## Directions for this task:
Which lines of the entries hold the string "trailing"? Copy each one.

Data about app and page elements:
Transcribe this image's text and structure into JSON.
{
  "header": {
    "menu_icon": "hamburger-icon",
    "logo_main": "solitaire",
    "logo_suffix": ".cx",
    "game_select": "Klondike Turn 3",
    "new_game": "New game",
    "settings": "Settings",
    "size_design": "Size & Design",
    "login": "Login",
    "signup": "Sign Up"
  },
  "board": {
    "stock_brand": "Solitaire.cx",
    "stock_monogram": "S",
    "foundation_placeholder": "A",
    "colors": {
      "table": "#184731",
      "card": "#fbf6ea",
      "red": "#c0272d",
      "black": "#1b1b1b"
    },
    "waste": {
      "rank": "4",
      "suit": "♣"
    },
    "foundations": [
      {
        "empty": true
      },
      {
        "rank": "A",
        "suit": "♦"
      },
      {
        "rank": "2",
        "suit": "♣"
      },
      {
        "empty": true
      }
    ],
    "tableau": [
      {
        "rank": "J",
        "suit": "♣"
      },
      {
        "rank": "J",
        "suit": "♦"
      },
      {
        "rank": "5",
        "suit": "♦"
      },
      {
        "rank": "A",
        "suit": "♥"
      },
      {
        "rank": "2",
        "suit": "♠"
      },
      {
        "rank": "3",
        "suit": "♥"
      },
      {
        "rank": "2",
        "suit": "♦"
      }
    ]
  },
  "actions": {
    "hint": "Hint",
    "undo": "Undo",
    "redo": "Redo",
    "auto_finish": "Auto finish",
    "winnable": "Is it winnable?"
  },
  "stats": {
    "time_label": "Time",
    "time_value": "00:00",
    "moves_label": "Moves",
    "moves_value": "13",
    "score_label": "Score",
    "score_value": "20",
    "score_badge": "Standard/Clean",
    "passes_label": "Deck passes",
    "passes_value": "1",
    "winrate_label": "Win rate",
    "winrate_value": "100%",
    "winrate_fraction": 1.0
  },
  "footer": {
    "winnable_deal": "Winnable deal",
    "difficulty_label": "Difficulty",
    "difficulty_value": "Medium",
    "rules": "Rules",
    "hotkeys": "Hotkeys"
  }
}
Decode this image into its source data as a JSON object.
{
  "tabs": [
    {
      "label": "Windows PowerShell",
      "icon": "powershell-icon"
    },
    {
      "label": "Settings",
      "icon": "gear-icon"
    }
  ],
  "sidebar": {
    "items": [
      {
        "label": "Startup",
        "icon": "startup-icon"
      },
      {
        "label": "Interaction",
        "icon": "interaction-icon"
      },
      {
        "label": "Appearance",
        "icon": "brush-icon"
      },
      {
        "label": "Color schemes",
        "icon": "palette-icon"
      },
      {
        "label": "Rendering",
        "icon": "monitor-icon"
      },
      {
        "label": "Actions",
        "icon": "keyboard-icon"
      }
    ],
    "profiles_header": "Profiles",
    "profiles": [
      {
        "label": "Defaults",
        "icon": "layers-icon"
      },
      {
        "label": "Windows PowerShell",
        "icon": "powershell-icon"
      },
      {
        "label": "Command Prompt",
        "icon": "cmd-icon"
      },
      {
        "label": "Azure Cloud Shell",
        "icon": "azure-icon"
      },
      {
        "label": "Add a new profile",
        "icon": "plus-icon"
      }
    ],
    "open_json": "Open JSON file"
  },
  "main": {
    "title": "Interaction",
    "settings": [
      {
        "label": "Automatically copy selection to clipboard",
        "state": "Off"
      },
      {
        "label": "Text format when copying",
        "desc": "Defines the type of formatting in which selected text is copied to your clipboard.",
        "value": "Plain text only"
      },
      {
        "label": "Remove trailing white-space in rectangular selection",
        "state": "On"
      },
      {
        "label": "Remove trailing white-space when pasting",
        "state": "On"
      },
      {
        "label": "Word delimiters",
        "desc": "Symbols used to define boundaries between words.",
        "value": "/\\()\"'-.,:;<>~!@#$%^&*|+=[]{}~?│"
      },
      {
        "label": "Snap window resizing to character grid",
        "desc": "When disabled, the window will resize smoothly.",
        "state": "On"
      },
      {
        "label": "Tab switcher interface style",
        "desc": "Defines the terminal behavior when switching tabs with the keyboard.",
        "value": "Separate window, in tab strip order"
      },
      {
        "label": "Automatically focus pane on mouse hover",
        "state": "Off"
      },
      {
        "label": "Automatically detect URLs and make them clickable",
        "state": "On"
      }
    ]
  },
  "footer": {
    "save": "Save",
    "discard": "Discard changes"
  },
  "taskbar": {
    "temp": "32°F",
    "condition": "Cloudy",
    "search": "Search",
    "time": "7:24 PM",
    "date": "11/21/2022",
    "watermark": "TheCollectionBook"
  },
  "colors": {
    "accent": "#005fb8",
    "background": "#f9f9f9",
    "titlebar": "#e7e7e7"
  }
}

## The completed task:
        "label": "Remove trailing white-space in rectangular selection",
        "label": "Remove trailing white-space when pasting",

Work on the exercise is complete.